The four recipients of the university’s QEP Award for Excellence in Innovative Instruction are Lori Maxwell, political science; Lenly Weathers, civil engineering; Melissa Geist, nursing; and the team of Linda Giesbrecht-Bettoli, Zac Wilcox and Matthew Zagumny, counseling and psychology.
“The Award for Excellence in Innovative Instruction is a part of TTU’s Quality Enhancement Plan, which is designed to improve students’ critical thinking and real-world problem solving skills using active learning strategies,” said Ada Haynes, QEP director at TTU.
“These recipients have done just that in ways that can be replicated in other disciplines, and each will receive $1,000 to disseminate these valuable practices,” she continued.
Faculty, staff, administrators, students and alumni were given the opportunity recently to nominate individuals for the award.
Shelley Brown, a colleague of Maxwell’s who nominated her for the award, said, “She has used debate in an extremely innovative way to improve not only the critical thinking of her own students but that of school-age children in the community.”
Maxwell taught parliamentary procedure to her political science students, who then taught middle school students in the community to work in teams, use parliamentary procedure and properly speak and debate in public.
Geist led a team of faculty in using the Legacy Cycle for improving students’ critical thinking. An innovative instructional design for challenge-based instruction, it begins with a contextually based challenge followed by a sequence of instruction in which students offer initial predictions and then gather information from multiple sources.
As part of a QEP grant last year, she and colleague Bedelia Russell coordinated a workshop about the Legacy Cycle with 25 participants from such university departments as engineering, nursing, geology, business and education.

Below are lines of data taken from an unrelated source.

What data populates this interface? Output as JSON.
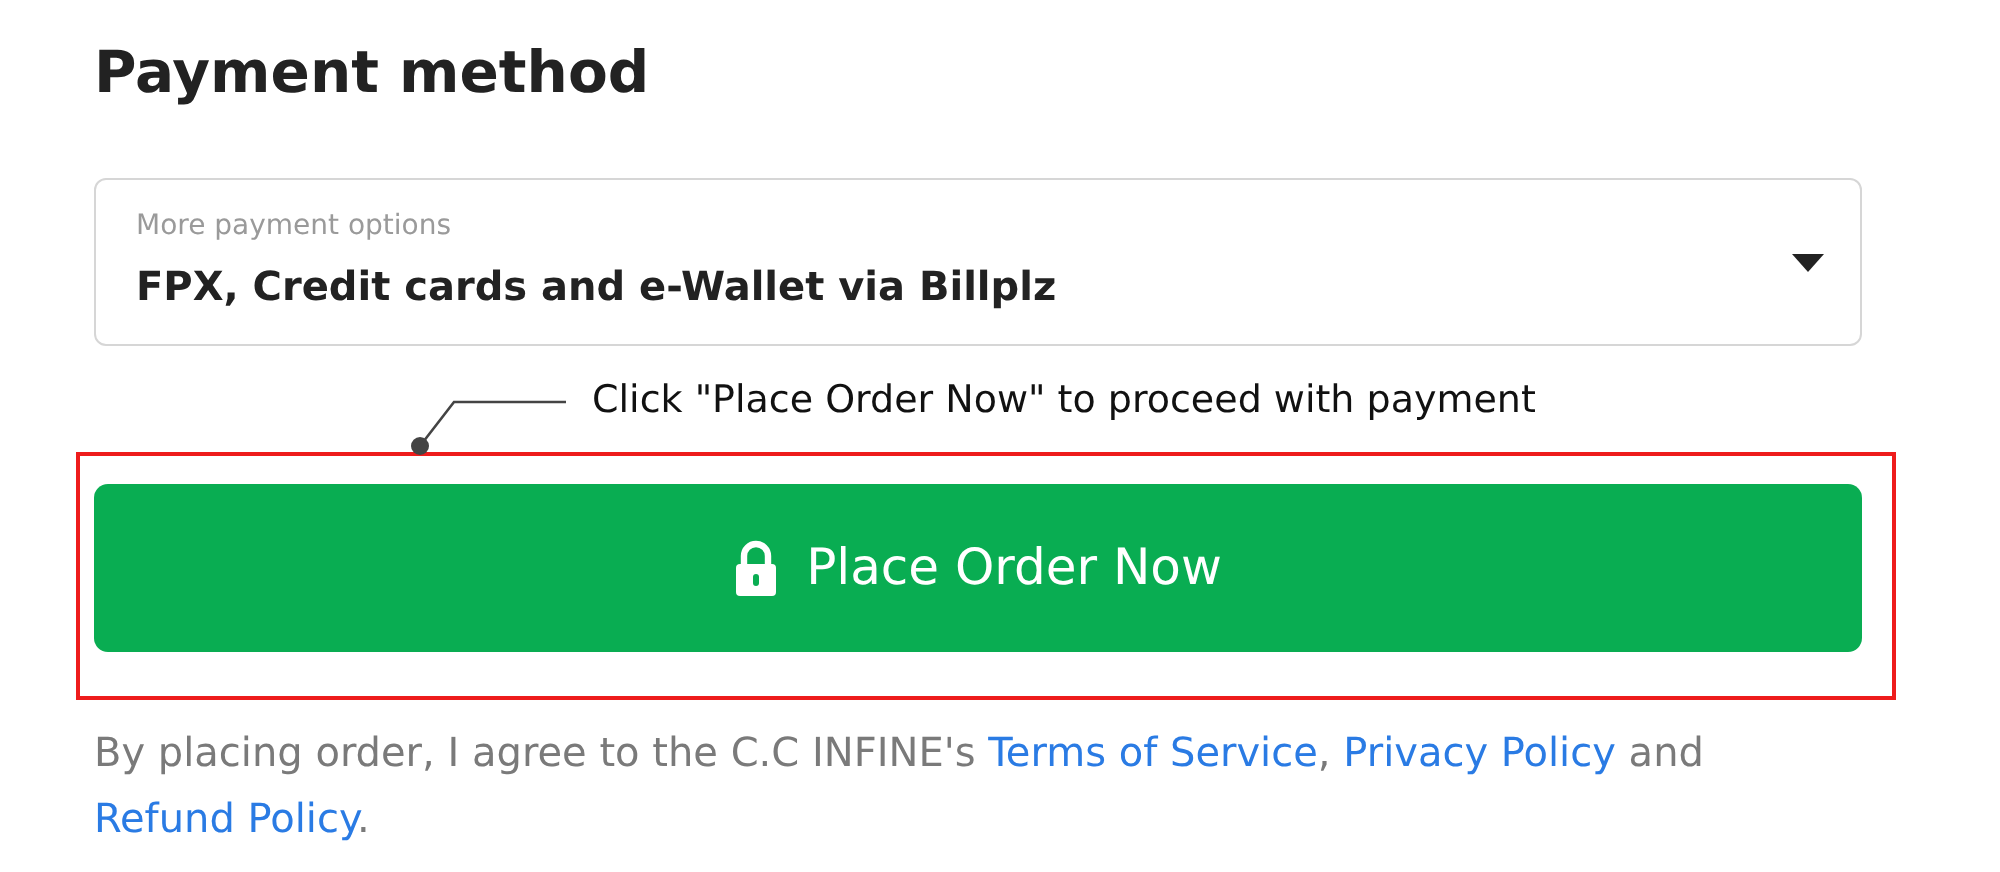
{
  "title": "Payment method",
  "payment_select": {
    "label": "More payment options",
    "value": "FPX, Credit cards and e-Wallet via Billplz"
  },
  "callout": "Click \"Place Order Now\" to proceed with payment",
  "order_button": {
    "label": "Place Order Now"
  },
  "terms": [
    {
      "kind": "text",
      "text": "By placing order, I agree to the C.C INFINE's "
    },
    {
      "kind": "link",
      "text": "Terms of Service"
    },
    {
      "kind": "text",
      "text": ", "
    },
    {
      "kind": "link",
      "text": "Privacy Policy"
    },
    {
      "kind": "text",
      "text": " and "
    },
    {
      "kind": "link",
      "text": "Refund Policy"
    },
    {
      "kind": "text",
      "text": "."
    }
  ]
}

Weathers had his class participate in an international design competition to introduce them to the process professional engineers and scientists use to solve problems.
Because the problem and the process were linked to a tangible goal and not just a grade, said biology professor Michael Redding, who nominated Weathers for the award, “Students became personally invested in their design products. The annual problem is novel, as must be any approach to its solution.”
Barry Stein, chairperson of counseling and psychology, said the Giesbrecht-Bettoli, Wilcox and Zagumny team are responsible for coordinating and delivering the senior thesis experience in the undergraduate psychology program.
“TTU’s own institutional research shows that participation in a culminating senior thesis experience like this improves students’ critical thinking and real-world problem solving skills,” he said.